Preference for National Health Service Use and the Demand for Private Health Insurance in Spain
AbstractIn National Health Systems ("NHS") the funding and provision of health care co-exists with a developing market for private (supplementary) health insurance. In this setting, interactions between the public and private sector are important and likely to influence the demand for private health insurance ("PHI"). This paper empirically examines the interactions between PHI and NHS use using a representative survey for Catalonia (Spain). Our findings show that PHI stands as a financial tool for accessing private health care in Spain. Use of NHS care and the demand for private health insurance are simultaneously determined. The individual take-up of PHI results from a lower use of primary and specialized NHS care. Furthermore, preferences for the NHS care are influenced by captivity towards the NHS care. Copyright 2004 The International Association for the Study of Insurance Economics.
Download InfoIf you experience problems downloading a file, check if you have the proper application to view it first. In case of further problems read the IDEAS help page. Note that these files are not on the IDEAS site. Please be patient as the files may be large.
As the access to this document is restricted, you may want to look for a different version under "Related research" (further below) or search for a different version of it.
Bibliographic InfoArticle provided by The International Association for the Study of Insurance Economics in its journal The Geneva Papers.
Volume (Year): 29 (2004)
Issue (Month): 4 (October)
Contact details of provider:
Postal: Route de Malagnou 53, CH - 1208 Geneva
Phone: +41-22 707 66 00
Fax: +41-22 736 75 36
Web page: http://www.blackwellpublishing.com/journal.asp?ref=1018-5895
More information through EDIRC
Other versions of this item:
- Joan Costa-Font & Montserrat Font-Vilalta, 2004. "Preference for National Health Service Use and the Demand for Private Health Insurance in Spain," The Geneva Papers on Risk and Insurance - Issues and Practice, Palgrave Macmillan, vol. 29(4), pages 705-718, October.
You can help add them by filling out this form.
CitEc Project, subscribe to its RSS feed for this item.
- Meliyanni Johar & Glenn Jones & Michael Keane & Elizabeth Savage & Olena Stavrunova, 2010. "The demand for private health insurance: do waiting lists or waiting times matter? CHERE Working Paper 2010/8," Working Papers 2010/8, CHERE, University of Technology, Sydney.
- Meliyanni Johar & Glenn Jones & Michael Keane & Elizabeth Savage & Olena Stavrunova, 2010. "Waiting times and the decision to buy private health insurance. CHERE Working Paper 2010/9," Working Papers 2010/9, CHERE, University of Technology, Sydney.
- Stephanie Knox & Elizabeth Savage & Denzil Fiebig & Vineta Salale, 2010. "Joiners and leavers stayers and abstainers: Private health insurance choices in Australia," Working Papers 2010/4, CHERE, University of Technology, Sydney.
- Randall Ellis & Elizabeth Savage, 2008. "Run for cover now or later?
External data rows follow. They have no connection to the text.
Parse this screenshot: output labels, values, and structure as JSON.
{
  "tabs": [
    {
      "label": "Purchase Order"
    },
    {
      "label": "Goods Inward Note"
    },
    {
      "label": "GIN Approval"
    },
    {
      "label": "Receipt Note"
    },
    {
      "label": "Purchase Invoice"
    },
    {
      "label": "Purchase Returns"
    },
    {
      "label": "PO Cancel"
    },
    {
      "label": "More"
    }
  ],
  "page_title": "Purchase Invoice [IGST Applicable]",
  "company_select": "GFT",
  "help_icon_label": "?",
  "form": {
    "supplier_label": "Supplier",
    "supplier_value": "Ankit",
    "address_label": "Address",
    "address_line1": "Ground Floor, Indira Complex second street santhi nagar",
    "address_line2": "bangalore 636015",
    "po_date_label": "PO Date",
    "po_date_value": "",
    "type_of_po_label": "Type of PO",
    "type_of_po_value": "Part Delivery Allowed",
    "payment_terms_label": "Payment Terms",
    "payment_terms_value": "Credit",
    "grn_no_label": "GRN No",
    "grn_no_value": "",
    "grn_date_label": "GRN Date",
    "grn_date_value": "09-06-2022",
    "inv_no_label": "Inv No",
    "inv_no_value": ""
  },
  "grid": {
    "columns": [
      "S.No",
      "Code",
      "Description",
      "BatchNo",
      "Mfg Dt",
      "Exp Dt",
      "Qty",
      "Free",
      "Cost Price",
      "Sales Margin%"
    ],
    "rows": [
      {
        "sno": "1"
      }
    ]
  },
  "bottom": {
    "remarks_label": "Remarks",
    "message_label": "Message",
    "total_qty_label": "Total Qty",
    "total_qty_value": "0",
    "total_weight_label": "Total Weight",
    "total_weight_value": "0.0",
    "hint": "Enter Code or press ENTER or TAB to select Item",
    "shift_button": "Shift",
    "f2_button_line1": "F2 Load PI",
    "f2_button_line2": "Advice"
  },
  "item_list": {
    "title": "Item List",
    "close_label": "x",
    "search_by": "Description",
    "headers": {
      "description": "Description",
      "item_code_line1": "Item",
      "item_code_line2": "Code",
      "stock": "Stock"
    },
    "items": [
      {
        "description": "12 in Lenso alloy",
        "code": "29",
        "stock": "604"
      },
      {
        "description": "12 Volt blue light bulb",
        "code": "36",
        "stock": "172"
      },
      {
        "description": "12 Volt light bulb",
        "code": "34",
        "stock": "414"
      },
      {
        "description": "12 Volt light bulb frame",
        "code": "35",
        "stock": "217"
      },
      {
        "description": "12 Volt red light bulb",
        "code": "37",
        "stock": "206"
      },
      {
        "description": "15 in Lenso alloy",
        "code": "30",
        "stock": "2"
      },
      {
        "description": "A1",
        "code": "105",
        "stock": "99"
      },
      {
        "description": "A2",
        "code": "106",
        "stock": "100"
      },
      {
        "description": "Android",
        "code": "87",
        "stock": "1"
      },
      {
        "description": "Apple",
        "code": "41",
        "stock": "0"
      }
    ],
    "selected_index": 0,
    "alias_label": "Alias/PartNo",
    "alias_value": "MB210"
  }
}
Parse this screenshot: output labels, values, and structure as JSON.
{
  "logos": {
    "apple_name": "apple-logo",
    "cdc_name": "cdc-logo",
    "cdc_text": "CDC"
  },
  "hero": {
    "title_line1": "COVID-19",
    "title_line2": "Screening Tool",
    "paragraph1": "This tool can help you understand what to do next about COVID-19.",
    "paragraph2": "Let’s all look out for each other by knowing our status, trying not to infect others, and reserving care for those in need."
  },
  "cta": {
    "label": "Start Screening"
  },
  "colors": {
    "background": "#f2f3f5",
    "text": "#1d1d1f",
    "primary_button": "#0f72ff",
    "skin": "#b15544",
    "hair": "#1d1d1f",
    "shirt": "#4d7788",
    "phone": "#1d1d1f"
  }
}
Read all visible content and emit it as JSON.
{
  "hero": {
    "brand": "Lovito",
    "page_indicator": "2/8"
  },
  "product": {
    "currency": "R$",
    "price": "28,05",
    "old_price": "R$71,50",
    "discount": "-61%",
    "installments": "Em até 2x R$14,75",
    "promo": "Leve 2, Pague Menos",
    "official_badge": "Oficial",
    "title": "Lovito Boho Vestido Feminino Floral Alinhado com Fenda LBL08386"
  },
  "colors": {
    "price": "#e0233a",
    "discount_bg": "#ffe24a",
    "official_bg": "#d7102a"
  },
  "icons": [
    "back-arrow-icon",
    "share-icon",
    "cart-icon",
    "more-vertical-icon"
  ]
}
The impact of premiums, threats and deadlines on private health insurance in Australia," International Journal of Health Care Finance and Economics, Springer, vol. 8(4), pages 257-277, December.
For technical questions regarding this item, or to correct its authors, title, abstract, bibliographic or download information, contact: (Wiley-Blackwell Digital Licensing) or (Christopher F. Baum).
If you have authored this item and are not yet registered with RePEc, we encourage you to do it here. This allows to link your profile to this item. It also allows you to accept potential citations to this item that we are uncertain about.
If references are entirely missing, you can add them using this form.
If the full references list an item that is present in RePEc, but the system did not link to it, you can help with this form.
If you know of missing items citing this one, you can help us creating those links by adding the relevant references in the same way as above, for each refering item. If you are a registered author of this item, you may also want to check the "citations" tab in your profile, as there may be some citations waiting for confirmation.
Please note that corrections may take a couple of weeks to filter through the various RePEc services.